I have lost count of the number of company owners I've met who need help but are scared to death about hiring a consultant. Owners say it all boils down to shoveling out a lot of cash to an outsider without being sure that it will pay off.
"I think a lot of times when the consultants come in, their big advantage is that they come across very self-confident and sound great," a former Fortune 50 CEO recently told me in an interview. "But I'm always very worried about what I refer to as the articulate incompetent."
He went on, "There's a lot of incredibly articulate people walking around that are incompetent and never accomplished anything. My issue with consultants is that many have never managed, led or operated anything other than PowerPoint slides."
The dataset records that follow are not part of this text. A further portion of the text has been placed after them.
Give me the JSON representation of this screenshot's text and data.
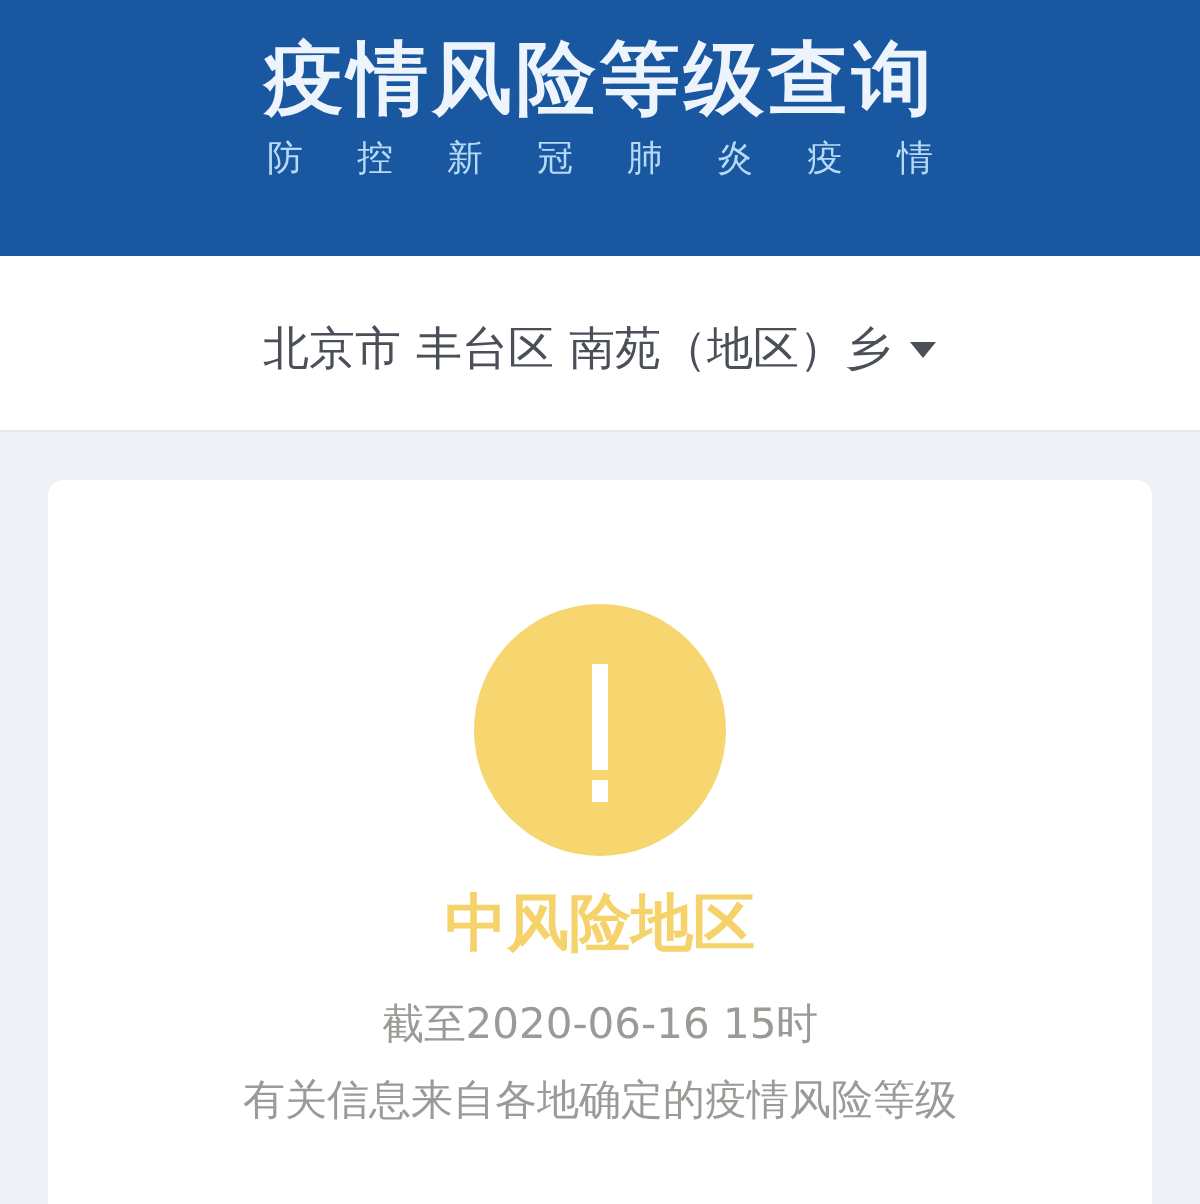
{
  "header": {
    "title": "疫情风险等级查询",
    "subtitle": "防控新冠肺炎疫情"
  },
  "region_picker": {
    "value": "北京市 丰台区 南苑（地区）乡"
  },
  "risk": {
    "kind": "medium",
    "label": "中风险地区"
  },
  "notes": [
    "截至2020-06-16 15时",
    "有关信息来自各地确定的疫情风险等级"
  ]
}
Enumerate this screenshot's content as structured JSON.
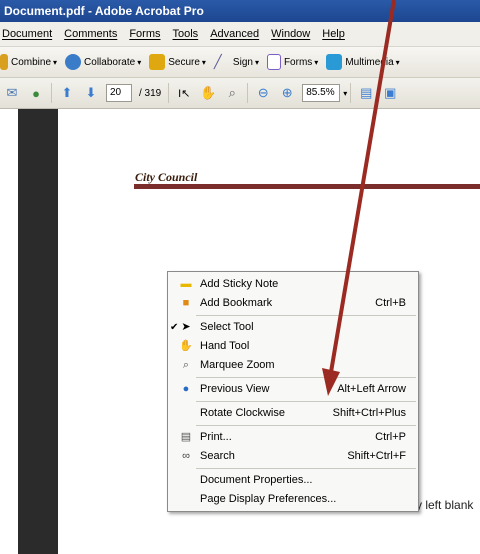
{
  "window": {
    "title": "Document.pdf - Adobe Acrobat Pro"
  },
  "menubar": [
    "Document",
    "Comments",
    "Forms",
    "Tools",
    "Advanced",
    "Window",
    "Help"
  ],
  "tasks": [
    {
      "label": "Combine",
      "icon": "combine-icon",
      "color": "#d9a020"
    },
    {
      "label": "Collaborate",
      "icon": "collaborate-icon",
      "color": "#3b7cc9"
    },
    {
      "label": "Secure",
      "icon": "lock-icon",
      "color": "#e0a810"
    },
    {
      "label": "Sign",
      "icon": "pen-icon",
      "color": "#5b5b9a"
    },
    {
      "label": "Forms",
      "icon": "forms-icon",
      "color": "#7b5ec6"
    },
    {
      "label": "Multimedia",
      "icon": "multimedia-icon",
      "color": "#2a9ad6"
    }
  ],
  "nav": {
    "page_current": "20",
    "page_total": "/ 319",
    "zoom": "85.5%"
  },
  "document": {
    "heading": "City Council",
    "blank_text": "y left blank"
  },
  "context_menu": {
    "add_sticky_note": "Add Sticky Note",
    "add_bookmark": "Add Bookmark",
    "add_bookmark_sc": "Ctrl+B",
    "select_tool": "Select Tool",
    "hand_tool": "Hand Tool",
    "marquee_zoom": "Marquee Zoom",
    "previous_view": "Previous View",
    "previous_view_sc": "Alt+Left Arrow",
    "rotate_clockwise": "Rotate Clockwise",
    "rotate_sc": "Shift+Ctrl+Plus",
    "print": "Print...",
    "print_sc": "Ctrl+P",
    "search": "Search",
    "search_sc": "Shift+Ctrl+F",
    "doc_props": "Document Properties...",
    "page_display_prefs": "Page Display Preferences..."
  },
  "colors": {
    "title_blue": "#1d4690",
    "rule_maroon": "#7a2d2a",
    "arrow_red": "#9b2a22",
    "dark_pane": "#2b2b2b"
  }
}
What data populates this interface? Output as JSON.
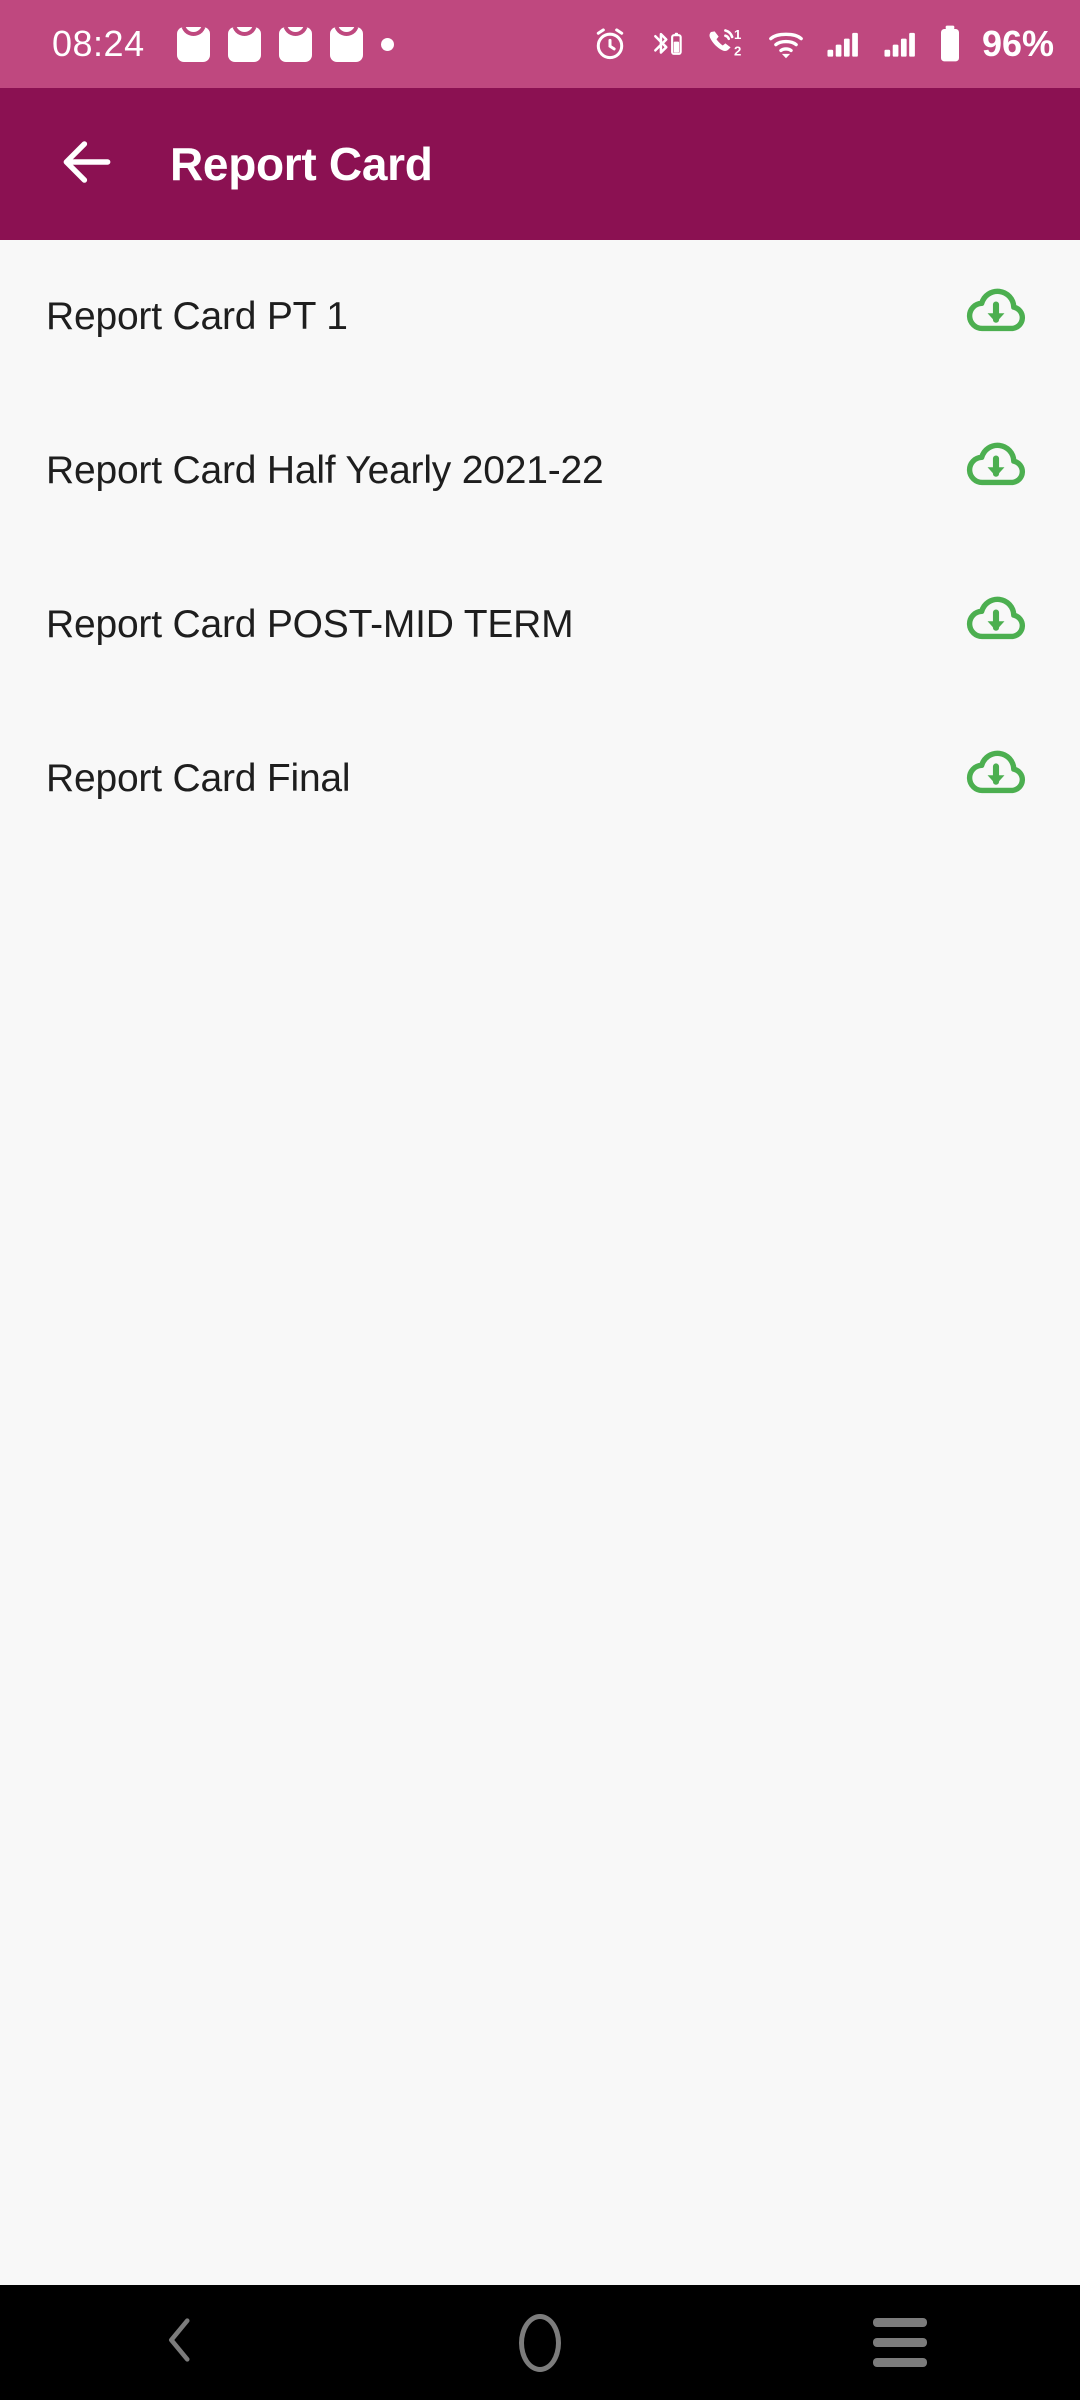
{
  "status_bar": {
    "time": "08:24",
    "background_color": "#BF487F",
    "left_icons": [
      {
        "name": "mail-icon",
        "label": "mail"
      },
      {
        "name": "mail-icon",
        "label": "mail"
      },
      {
        "name": "mail-icon",
        "label": "mail"
      },
      {
        "name": "mail-icon",
        "label": "mail"
      },
      {
        "name": "notification-dot-icon",
        "label": "dot"
      }
    ],
    "right_icons": [
      {
        "name": "alarm-clock-icon",
        "label": "alarm"
      },
      {
        "name": "bluetooth-battery-icon",
        "label": "bluetooth device battery"
      },
      {
        "name": "missed-call-icon",
        "label": "missed calls",
        "badge_top": "1",
        "badge_bottom": "2"
      },
      {
        "name": "wifi-icon",
        "label": "wifi"
      },
      {
        "name": "signal-sim1-icon",
        "label": "signal sim 1"
      },
      {
        "name": "signal-sim2-icon",
        "label": "signal sim 2"
      },
      {
        "name": "battery-icon",
        "label": "battery"
      }
    ],
    "battery_percent": "96%"
  },
  "app_bar": {
    "back_icon": "arrow-left-icon",
    "title": "Report Card",
    "background_color": "#8B1152",
    "text_color": "#FFFFFF"
  },
  "list": {
    "download_icon": "cloud-download-icon",
    "download_icon_color": "#4CAF50",
    "items": [
      {
        "label": "Report Card PT 1"
      },
      {
        "label": "Report Card Half Yearly 2021-22"
      },
      {
        "label": "Report Card POST-MID TERM"
      },
      {
        "label": "Report Card Final"
      }
    ]
  },
  "nav_bar": {
    "background_color": "#000000",
    "icon_color": "#7C7C7C",
    "buttons": [
      {
        "name": "nav-back-button",
        "icon": "chevron-left-icon"
      },
      {
        "name": "nav-home-button",
        "icon": "circle-icon"
      },
      {
        "name": "nav-recents-button",
        "icon": "hamburger-icon"
      }
    ]
  }
}
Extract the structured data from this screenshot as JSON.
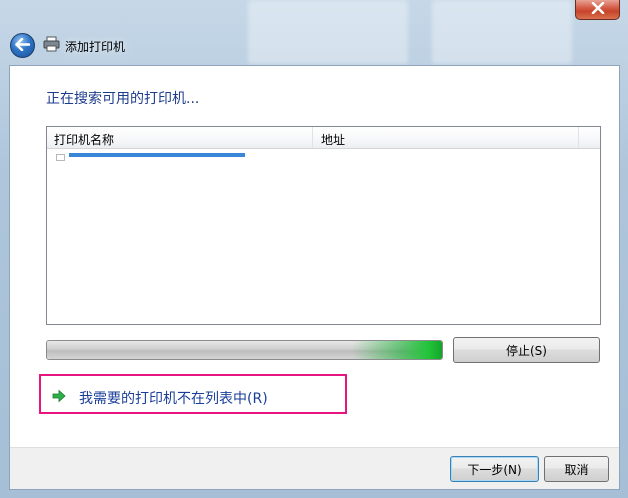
{
  "window": {
    "title": "添加打印机",
    "close_icon": "close-x-icon"
  },
  "main": {
    "heading": "正在搜索可用的打印机...",
    "list": {
      "columns": [
        {
          "label": "打印机名称"
        },
        {
          "label": "地址"
        }
      ]
    },
    "progress_percent": 100,
    "stop_button": "停止(S)",
    "missing_printer_link": "我需要的打印机不在列表中(R)"
  },
  "footer": {
    "next_button": "下一步(N)",
    "cancel_button": "取消"
  },
  "colors": {
    "heading": "#1e3c8c",
    "link": "#1a3e9a",
    "highlight_box": "#e6157f",
    "progress_glow": "#22c43a"
  }
}
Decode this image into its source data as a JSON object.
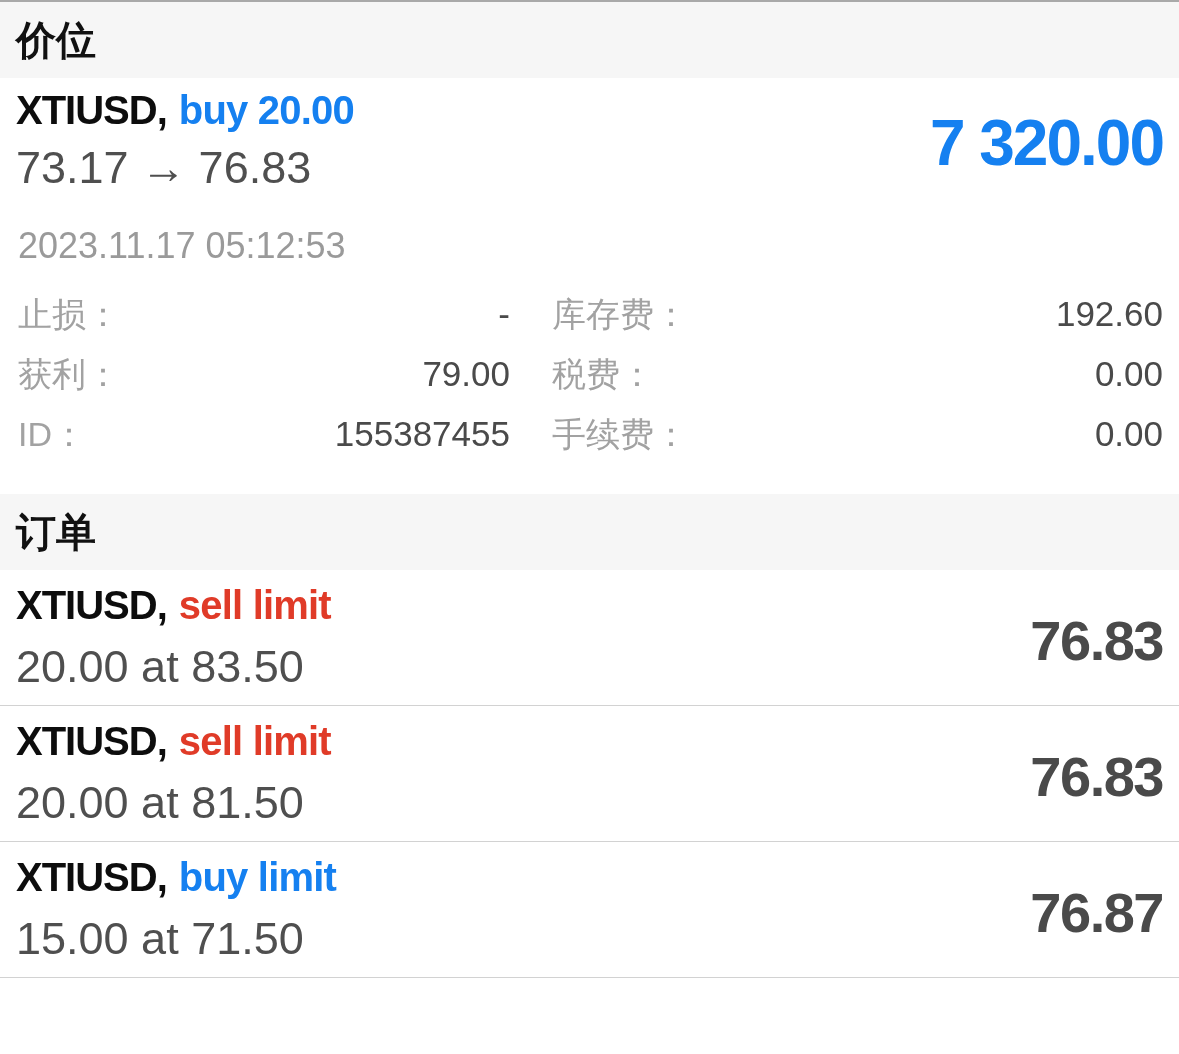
{
  "positions_header": {
    "title": "价位"
  },
  "positions": [
    {
      "symbol": "XTIUSD,",
      "action": "buy 20.00",
      "color": "#1580f0",
      "prices": "73.17 → 76.83",
      "profit": "7 320.00",
      "time": "2023.11.17 05:12:53",
      "details": [
        {
          "label": "止损：",
          "value": "-"
        },
        {
          "label": "库存费：",
          "value": "192.60"
        },
        {
          "label": "获利：",
          "value": "79.00"
        },
        {
          "label": "税费：",
          "value": "0.00"
        },
        {
          "label": "ID：",
          "value": "155387455"
        },
        {
          "label": "手续费：",
          "value": "0.00"
        }
      ]
    }
  ],
  "orders_header": {
    "title": "订单"
  },
  "orders": [
    {
      "symbol": "XTIUSD,",
      "action": "sell limit",
      "color": "#e03b28",
      "detail": "20.00 at 83.50",
      "price": "76.83"
    },
    {
      "symbol": "XTIUSD,",
      "action": "sell limit",
      "color": "#e03b28",
      "detail": "20.00 at 81.50",
      "price": "76.83"
    },
    {
      "symbol": "XTIUSD,",
      "action": "buy limit",
      "color": "#1580f0",
      "detail": "15.00 at 71.50",
      "price": "76.87"
    }
  ]
}
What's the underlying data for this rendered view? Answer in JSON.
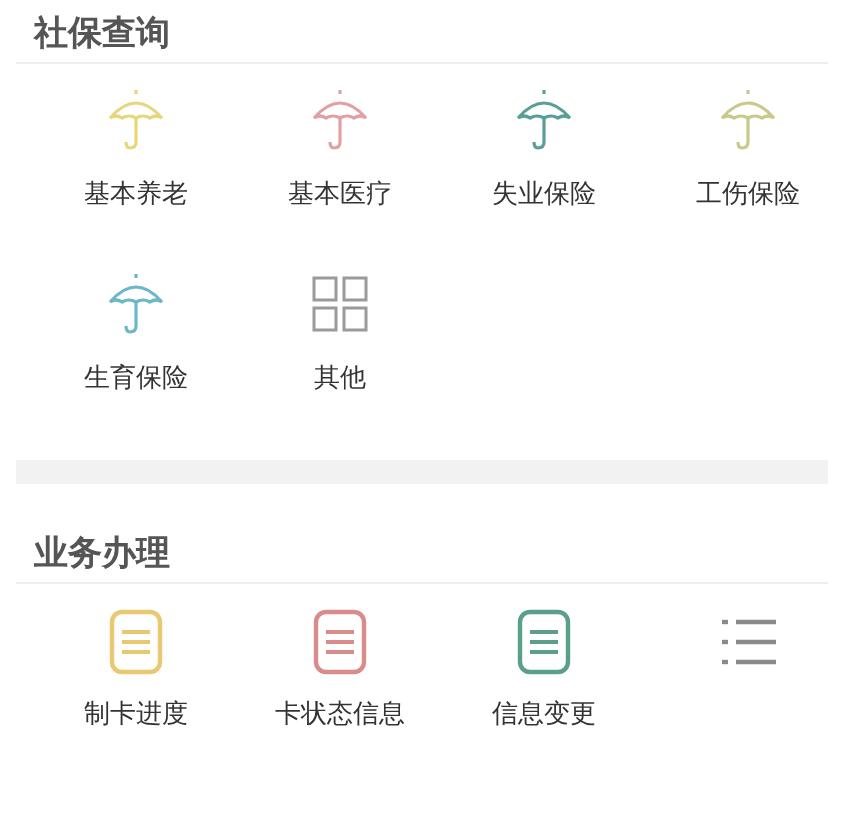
{
  "sections": [
    {
      "title": "社保查询",
      "items": [
        {
          "kind": "umbrella",
          "color": "#e8d67a",
          "label": "基本养老"
        },
        {
          "kind": "umbrella",
          "color": "#e0a0a4",
          "label": "基本医疗"
        },
        {
          "kind": "umbrella",
          "color": "#5a9e98",
          "label": "失业保险"
        },
        {
          "kind": "umbrella",
          "color": "#c8c98a",
          "label": "工伤保险"
        },
        {
          "kind": "umbrella",
          "color": "#6cb8c8",
          "label": "生育保险"
        },
        {
          "kind": "grid",
          "color": "#9a9a9a",
          "label": "其他"
        }
      ]
    },
    {
      "title": "业务办理",
      "items": [
        {
          "kind": "clipboard",
          "color": "#e8c870",
          "label": "制卡进度"
        },
        {
          "kind": "clipboard",
          "color": "#d98c8c",
          "label": "卡状态信息"
        },
        {
          "kind": "clipboard",
          "color": "#5a9e8c",
          "label": "信息变更"
        },
        {
          "kind": "list",
          "color": "#8a8a8a"
        }
      ]
    }
  ]
}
Joel Rosenbacher, CEO of Assemblers, a packaging company in Illinois with 600 employees, shares the hesitancy felt among owners and many company leaders: "Last time I brought in a consultant they didn't understand my business and in the end it was a big waste of time. I need someone who will actually get something done and not just talk a good talk."
While the Fortune 100 look to big consulting firms to provide brilliant research, analysis and strategy, what's the SMB owner with limited resources and big needs to do? Even when the owner can afford good advice from outsiders, they are often left scratching their heads wondering 'who's going to do the work?'
Enter the interim executive, a new breed of insourced leadership. "The key differentiating factor between a consultant and interim executive is decision making," John Collard, turnaround pro and chairman of the Association of Interim Executives said.
According to Collard, an interim actually executes on plans. "Interims are measured on results, and if they aren't delivering, the owner can show them the door. If you aren't good at what you do you don't survive as an interim."
Robert Martin, an experienced finance and marketing interim executive sees the apolitical nature of interim assignments as a critical benefit to a corporate environment that often goes off course when politics come into play. "I'm not trying to impress anybody. My job is to get things done."
Martin was recently brought into a software firm by the company's CMO, Liz Murphy, who knew she needed to make immediate changes as soon as she came on board. She decided to take the route of hiring an interim, saying "If I was going to do what needed to be done, I needed someone who operated independently and who I could completely trust."
"What is so delightful about an interim is that person brings so much experience and perspective that issues get identified and unstuck," Murphy said, adding that Martin created systems that gave the company an accurate view of sales projections from a given promotional campaign.
Private equity funds are another owner segment that has historically used interims to help get big returns on investment. When Huron Capital Partners, a Detroit-based private equity fund that has raised over $1.1 billion, invests in or purchases a company it often needs an operational person to help implement some of the opportunity identified during due diligence.
"A lot of companies we invest in are entrepreneur-backed businesses that maybe don't have the corporate infrastructure that is needed to get to the next level in their evolution," Sean Roberts, Vice President at Huron Capital Partners said.
To help fill those gaps, Roberts says they use everything from a temporary CFO to get the business financial reporting up to standard to an operational exec to generate cost savings on the plant floor. Even one-off projects such as system implementation or process improvement can call for temporary, but expert help.